What are the different types of audio compressors? The term “type” can have a few meanings so let’s have a look at a few different “types of compressors.
In terms of circuit topology, compressors will generally fall into one of the following types:
- Variable-Mu (Tube) Compressor
- FET Compressor
- Optical Compressor
- VCA Compressor
- Diode Bridge Compressor
- Pulse Width Modulation Compressor
- Digital Compressor
- Compressor Plugin
In terms of how a compressor will perform when compressing an audio signal (and the typical tasks it will be set to do), we can think of the following types of compression:

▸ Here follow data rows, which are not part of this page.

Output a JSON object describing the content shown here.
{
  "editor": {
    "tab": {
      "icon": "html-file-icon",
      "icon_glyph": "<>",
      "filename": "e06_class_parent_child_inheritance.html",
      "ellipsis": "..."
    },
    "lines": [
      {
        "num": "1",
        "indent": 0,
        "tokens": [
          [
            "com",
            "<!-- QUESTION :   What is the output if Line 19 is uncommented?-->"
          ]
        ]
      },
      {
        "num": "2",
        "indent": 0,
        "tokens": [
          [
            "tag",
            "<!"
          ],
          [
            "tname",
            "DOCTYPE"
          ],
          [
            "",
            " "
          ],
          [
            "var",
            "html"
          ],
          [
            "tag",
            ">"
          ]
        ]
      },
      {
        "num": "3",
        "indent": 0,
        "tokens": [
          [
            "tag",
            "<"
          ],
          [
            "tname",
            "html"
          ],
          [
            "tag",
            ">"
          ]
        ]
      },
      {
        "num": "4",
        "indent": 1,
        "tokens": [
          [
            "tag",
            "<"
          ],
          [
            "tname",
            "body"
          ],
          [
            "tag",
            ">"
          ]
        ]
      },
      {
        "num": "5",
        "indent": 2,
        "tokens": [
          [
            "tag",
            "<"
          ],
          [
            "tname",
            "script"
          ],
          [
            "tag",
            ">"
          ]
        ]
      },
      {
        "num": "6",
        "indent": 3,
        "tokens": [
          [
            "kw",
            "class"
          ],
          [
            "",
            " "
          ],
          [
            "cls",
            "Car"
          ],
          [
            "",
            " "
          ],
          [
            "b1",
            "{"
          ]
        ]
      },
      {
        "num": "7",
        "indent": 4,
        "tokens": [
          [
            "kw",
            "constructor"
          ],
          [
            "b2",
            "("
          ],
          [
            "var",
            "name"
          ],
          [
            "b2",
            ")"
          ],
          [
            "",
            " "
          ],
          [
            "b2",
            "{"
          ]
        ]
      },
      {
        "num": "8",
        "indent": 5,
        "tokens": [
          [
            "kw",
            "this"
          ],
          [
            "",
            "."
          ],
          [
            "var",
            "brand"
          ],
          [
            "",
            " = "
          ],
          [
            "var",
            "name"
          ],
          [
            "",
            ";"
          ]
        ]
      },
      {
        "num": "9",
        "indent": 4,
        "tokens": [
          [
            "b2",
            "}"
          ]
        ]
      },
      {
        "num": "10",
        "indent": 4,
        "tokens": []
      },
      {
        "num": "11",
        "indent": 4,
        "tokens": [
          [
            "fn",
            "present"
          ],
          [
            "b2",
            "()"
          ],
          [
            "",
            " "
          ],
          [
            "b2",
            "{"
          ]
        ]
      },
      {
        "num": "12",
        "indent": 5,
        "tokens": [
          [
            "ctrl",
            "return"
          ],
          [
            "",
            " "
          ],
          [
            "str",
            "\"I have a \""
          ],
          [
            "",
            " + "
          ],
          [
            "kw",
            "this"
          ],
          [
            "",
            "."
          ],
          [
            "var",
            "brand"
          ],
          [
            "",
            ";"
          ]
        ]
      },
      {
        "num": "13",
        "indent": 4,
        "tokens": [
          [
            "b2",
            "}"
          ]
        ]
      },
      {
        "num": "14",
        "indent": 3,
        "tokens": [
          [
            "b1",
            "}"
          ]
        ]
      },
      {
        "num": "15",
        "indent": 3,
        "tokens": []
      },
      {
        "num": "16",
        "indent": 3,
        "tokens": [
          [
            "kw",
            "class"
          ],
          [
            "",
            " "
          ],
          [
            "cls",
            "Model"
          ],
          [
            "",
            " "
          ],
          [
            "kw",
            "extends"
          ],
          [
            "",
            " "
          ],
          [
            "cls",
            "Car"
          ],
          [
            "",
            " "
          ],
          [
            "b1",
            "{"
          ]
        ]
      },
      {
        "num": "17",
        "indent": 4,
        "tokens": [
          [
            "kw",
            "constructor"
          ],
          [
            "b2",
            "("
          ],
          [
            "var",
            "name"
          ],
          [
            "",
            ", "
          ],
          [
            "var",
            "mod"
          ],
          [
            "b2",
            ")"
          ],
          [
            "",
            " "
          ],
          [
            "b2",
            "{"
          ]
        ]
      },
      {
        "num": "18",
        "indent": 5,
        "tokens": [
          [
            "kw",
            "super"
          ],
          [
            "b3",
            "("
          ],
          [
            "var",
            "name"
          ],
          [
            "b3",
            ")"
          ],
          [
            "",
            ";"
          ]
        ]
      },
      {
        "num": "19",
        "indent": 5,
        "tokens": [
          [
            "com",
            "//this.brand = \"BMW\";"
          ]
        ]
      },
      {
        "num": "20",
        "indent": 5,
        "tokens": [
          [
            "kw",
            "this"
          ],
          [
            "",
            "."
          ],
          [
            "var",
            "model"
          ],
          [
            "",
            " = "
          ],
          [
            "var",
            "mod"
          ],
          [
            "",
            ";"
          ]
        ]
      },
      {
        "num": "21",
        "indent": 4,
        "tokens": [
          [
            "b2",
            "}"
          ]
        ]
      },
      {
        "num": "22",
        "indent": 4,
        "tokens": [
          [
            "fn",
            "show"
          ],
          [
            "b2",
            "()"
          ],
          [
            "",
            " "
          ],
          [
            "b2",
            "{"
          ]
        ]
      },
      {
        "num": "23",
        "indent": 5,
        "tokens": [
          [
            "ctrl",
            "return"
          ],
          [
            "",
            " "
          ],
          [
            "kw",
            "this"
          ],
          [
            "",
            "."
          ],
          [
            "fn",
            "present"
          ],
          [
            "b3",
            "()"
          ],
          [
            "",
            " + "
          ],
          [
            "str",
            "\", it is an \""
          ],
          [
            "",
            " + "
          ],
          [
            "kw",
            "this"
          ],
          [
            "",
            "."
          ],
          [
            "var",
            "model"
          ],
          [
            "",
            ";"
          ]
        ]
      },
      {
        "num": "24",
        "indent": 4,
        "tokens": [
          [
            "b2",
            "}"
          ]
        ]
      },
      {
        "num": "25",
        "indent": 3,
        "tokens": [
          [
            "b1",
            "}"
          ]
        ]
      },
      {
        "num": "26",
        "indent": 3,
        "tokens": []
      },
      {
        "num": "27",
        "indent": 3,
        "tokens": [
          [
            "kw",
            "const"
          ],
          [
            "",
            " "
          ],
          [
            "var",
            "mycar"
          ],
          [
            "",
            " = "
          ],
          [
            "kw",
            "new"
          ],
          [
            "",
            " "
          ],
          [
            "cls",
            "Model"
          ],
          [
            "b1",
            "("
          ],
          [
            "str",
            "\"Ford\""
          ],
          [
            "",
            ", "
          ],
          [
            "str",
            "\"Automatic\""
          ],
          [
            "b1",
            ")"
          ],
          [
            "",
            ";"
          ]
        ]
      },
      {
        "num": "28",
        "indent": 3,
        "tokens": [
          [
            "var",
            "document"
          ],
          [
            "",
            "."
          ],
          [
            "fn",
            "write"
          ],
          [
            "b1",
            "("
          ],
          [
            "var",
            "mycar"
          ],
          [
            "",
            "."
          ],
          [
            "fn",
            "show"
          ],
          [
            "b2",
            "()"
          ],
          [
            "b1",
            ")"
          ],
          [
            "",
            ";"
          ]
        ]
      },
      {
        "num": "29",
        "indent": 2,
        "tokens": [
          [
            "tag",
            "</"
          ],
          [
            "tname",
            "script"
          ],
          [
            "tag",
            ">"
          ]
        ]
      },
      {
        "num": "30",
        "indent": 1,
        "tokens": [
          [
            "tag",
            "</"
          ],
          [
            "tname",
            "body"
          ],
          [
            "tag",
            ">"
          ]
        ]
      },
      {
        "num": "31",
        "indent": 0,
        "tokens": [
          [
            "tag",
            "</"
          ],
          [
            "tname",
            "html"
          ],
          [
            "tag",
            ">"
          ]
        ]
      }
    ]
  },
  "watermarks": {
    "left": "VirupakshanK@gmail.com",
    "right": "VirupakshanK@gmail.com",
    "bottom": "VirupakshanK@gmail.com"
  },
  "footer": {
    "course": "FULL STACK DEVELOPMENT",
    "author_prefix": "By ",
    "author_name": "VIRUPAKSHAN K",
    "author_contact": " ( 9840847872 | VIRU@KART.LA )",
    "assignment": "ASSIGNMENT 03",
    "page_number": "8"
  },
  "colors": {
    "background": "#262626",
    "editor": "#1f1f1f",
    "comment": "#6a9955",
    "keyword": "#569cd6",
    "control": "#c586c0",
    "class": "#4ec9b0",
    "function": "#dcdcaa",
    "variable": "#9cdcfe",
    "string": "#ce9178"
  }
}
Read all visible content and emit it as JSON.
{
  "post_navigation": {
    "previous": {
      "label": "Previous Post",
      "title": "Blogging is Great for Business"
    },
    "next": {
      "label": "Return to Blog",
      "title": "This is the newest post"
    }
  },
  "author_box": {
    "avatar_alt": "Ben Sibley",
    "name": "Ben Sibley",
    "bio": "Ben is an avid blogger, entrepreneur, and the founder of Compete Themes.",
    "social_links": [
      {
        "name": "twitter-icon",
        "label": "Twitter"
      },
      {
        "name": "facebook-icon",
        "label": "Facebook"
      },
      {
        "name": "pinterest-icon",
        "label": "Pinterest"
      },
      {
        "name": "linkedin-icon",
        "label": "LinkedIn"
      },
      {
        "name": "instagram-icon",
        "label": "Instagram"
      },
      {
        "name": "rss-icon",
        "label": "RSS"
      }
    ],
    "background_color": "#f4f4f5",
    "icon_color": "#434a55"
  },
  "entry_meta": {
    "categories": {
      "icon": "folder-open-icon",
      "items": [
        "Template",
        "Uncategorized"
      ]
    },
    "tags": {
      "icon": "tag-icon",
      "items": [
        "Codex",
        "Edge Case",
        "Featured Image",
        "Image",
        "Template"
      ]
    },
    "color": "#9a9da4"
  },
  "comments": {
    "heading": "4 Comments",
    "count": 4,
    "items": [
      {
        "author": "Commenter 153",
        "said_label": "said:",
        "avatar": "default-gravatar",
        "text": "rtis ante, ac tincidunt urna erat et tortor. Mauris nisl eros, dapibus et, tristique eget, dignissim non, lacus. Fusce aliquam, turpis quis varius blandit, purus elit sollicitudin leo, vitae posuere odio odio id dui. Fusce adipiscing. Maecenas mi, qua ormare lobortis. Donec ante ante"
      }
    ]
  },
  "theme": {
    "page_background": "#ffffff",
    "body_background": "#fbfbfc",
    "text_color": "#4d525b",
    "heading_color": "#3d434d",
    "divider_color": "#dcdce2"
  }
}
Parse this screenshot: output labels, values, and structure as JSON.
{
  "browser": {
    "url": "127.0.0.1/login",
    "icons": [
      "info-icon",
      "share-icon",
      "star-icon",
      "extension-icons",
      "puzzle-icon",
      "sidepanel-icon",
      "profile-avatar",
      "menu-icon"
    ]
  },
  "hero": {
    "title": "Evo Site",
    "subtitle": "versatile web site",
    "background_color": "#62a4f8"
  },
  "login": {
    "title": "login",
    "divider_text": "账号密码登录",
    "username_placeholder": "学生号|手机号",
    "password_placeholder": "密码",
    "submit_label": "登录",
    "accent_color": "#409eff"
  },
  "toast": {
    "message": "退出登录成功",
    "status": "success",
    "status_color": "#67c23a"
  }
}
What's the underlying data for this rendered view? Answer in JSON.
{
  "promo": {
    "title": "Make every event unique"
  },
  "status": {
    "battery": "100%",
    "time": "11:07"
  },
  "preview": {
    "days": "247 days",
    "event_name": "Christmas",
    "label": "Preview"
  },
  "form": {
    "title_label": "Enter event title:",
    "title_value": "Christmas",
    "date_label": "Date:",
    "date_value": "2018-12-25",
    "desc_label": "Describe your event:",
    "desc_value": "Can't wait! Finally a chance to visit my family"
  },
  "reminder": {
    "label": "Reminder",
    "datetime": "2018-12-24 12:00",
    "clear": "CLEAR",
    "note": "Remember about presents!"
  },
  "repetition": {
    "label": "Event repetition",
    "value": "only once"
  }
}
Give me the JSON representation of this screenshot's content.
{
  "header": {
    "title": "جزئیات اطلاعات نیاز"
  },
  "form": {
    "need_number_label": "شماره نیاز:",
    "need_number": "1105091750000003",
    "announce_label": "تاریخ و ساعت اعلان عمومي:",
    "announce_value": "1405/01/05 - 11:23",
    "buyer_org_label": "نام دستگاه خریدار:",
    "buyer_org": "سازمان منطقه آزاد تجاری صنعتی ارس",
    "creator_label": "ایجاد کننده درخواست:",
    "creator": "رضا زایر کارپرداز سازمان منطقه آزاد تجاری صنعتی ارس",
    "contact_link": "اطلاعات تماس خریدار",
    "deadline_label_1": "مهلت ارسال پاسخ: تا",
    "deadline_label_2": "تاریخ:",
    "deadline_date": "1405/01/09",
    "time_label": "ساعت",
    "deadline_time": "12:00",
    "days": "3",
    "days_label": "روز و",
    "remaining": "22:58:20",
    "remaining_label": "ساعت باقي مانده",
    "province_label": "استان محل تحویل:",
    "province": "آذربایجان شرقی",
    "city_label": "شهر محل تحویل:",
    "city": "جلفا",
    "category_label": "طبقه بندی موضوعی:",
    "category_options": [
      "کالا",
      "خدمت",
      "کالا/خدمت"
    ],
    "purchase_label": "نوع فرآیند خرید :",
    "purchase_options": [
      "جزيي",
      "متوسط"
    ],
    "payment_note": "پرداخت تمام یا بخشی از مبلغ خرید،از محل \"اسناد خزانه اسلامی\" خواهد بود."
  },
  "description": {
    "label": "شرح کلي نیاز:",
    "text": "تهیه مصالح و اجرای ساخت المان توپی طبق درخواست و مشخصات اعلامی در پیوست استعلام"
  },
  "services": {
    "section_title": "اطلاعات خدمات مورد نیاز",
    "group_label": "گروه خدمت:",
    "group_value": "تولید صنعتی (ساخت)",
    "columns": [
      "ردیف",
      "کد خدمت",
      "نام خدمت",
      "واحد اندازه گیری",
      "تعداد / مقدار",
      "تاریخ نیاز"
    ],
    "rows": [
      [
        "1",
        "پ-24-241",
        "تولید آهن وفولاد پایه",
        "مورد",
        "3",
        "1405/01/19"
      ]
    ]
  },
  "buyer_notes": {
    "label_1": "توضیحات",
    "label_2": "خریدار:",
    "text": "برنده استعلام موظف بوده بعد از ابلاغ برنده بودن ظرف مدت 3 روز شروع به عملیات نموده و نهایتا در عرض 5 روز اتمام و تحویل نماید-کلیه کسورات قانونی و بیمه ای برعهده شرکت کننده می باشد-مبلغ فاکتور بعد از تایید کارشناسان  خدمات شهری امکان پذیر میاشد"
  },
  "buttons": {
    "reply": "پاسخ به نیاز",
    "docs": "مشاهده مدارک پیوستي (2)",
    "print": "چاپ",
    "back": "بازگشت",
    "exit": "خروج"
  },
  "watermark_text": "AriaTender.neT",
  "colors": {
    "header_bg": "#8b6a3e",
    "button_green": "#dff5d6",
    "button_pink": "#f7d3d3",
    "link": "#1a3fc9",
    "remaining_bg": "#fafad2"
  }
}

- Multiband Compression
- Peak-Metering Compressoion
- RMS-Metering Compression
- Feedback Compression
- Feedforward Compression
- Upward Compression
- Limiting Compression
- Parallel Compression
- Bus Compression
Should compression be used on every track? As a general rule, compression should be used with intent and, therefore, only be used on every track in the case that every track would require it. More often than not, there will be certain tracks in a mix that sound perfectly fine (and better) without dynamic range compression.
Once again, the typical benefits of using compression on a track include (but are not limited to) the following:
- Maintaining a more consistent level across the entirety of the audio signal/track
- Preventing overloading/clipping
- Sidechaining elements together
- Enhancing sustain
- Enhancing transients
- Adding “movement” to a signal
- Adding depth to a mix
- Uncovering nuanced information in an audio signal
- “Gluing” a mix together (making it more cohesive)